The custom pipe, which d’Acunto determined had to exit on the right side of the motor, was a particular challenge. Once the curves were set, the exhaust required thermal insulation.
“The suspension set is completely new with the enormous Marzocchi RAC 50mm front fork and Double System rear shock,” d’Acunto says. “That gives the bike much more rigidity and precision in braking and turns. Sebulba’s riding experience is strongly different when compared to the stock DB5.”
As Sebulba is much quicker than a stock DB5, d’Acunto dipped into the aluminum parts bin for improved braking for the Marchesini magnesium wheels. Up front, there are billet calipers by Discacciati Brake Systems, which grasp 320mm Braking discs. On the bars, the Discacciati master cylinder and clutch pump are billet, as well.
The sheer number of trick parts on Sebulba is staggering. Simone Lecca, owner of Metalbike Garage in Turin, is renowned for his aluminium bodywork creations, and he contributed greatly to the project.
Formed by Lecca’s own hands, imperfections are intentionally visible, testifying to the artisan’s personal stamp on the tail section, tank, and café fairing. Adding to the visual delight, the bespoke hand-stitched seat is from Teknoselle, and mounted on a Triumph Speed Triple 1050 rear subframe.

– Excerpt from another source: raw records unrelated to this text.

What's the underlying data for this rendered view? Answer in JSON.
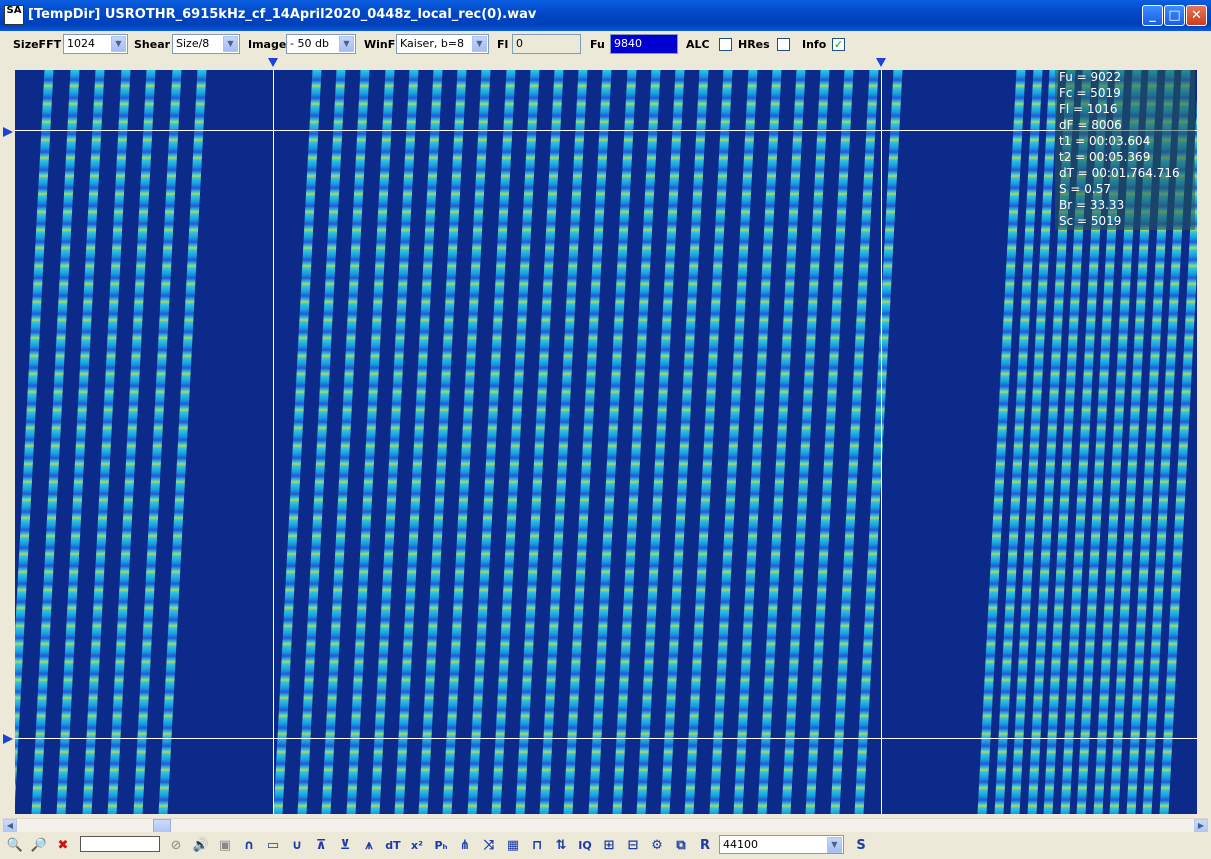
{
  "window": {
    "app_icon_text": "SA",
    "title": "[TempDir] USROTHR_6915kHz_cf_14April2020_0448z_local_rec(0).wav"
  },
  "toolbar": {
    "sizefft_label": "SizeFFT",
    "sizefft_value": "1024",
    "shear_label": "Shear",
    "shear_value": "Size/8",
    "image_label": "Image",
    "image_value": "- 50 db",
    "winf_label": "WinF",
    "winf_value": "Kaiser, b=8",
    "fl_label": "Fl",
    "fl_value": "0",
    "fu_label": "Fu",
    "fu_value": "9840",
    "alc_label": "ALC",
    "alc_checked": false,
    "hres_label": "HRes",
    "hres_checked": false,
    "info_label": "Info",
    "info_checked": true
  },
  "info_panel": [
    "Fu = 9022",
    "Fc = 5019",
    "Fl = 1016",
    "dF = 8006",
    "t1 = 00:03.604",
    "t2 = 00:05.369",
    "dT = 00:01.764.716",
    "S = 0.57",
    "Br = 33.33",
    "Sc = 5019"
  ],
  "bottom_toolbar": {
    "sample_rate": "44100",
    "icons": [
      "zoom-in-icon",
      "zoom-out-icon",
      "cancel-icon",
      "disabled-icon",
      "speaker-icon",
      "stop-icon",
      "arc-up-icon",
      "rect-icon",
      "arc-down-icon",
      "marker-a-icon",
      "marker-b-icon",
      "marker-c-icon",
      "dt-icon",
      "x-squared-icon",
      "ph-icon",
      "comb-icon",
      "shuffle-icon",
      "table-icon",
      "wave-icon",
      "arrows-updown-icon",
      "iq-icon",
      "pattern-a-icon",
      "pattern-b-icon",
      "gear-icon",
      "copy-icon",
      "r-icon"
    ],
    "s_label": "S"
  },
  "colors": {
    "titlebar": "#0248c8",
    "spectrogram_bg": "#0b2a8a",
    "marker": "#1d42d8",
    "fu_field_bg": "#0000d0"
  }
}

Behind the fairing—which sports LED headlights with custom billet bodies—sit analog displays from Autometer, as well as a shift light. The wiring loom was reworked to stealth perfection.
For some, any project is never complete. d’Acunto has additional plans for Sebulba. “I know that Sebulba will have some other evolutions,” he says, “The first will be to design and realize a second seat, to ride with my daughter, and we will probably add the possibility to mount a single rounded front light to replace the current twin lights.”
Future plans notwithstanding, Andrea d’Acunto is pleased with the fruits of his team’s effort. “I’m 100-percent satisfied with the result of Sebulba Project. My friends like to call me 'motopornografer’. Now, I have the perfect garage of my imagination — a Bimota DB7 only for track fun, and this DB5 Sebulba. I just need a Vyrus/Bimota Tesi to complete my dreams!”
Bimota DB5 Sebulba by BRT Specs:
Engine: Ducati Hypermotard 1100
Exhaust: Fresco, modified by BRT
Clutch: STM EVO Slipper
Subframe: Triumph Speed Triple 1050
Suspension: Front, Marzocchi RAC 50mm forks; Rear, Double system rear shock Wheels: Marchesini Braking Systems
Fairing: Aluminum, handmade by Metalbike Garage
Seat:custom by Teknoselle
Fenders and Plat Holder: Custom by BRT
Paint: Buz Design
Engineering: BRT Prototipi
Photography by Paolo Grana
This story is featured in the July/August 2013 issue of Ultimate MotorCycling magazine — available on newsstands and good bookstores everywhere. The issue is also available free to readers on Apple Newsstand (for iOS devices) and Google Play (Android). To subscribe to the print edition, please visit our Subscriber Services page.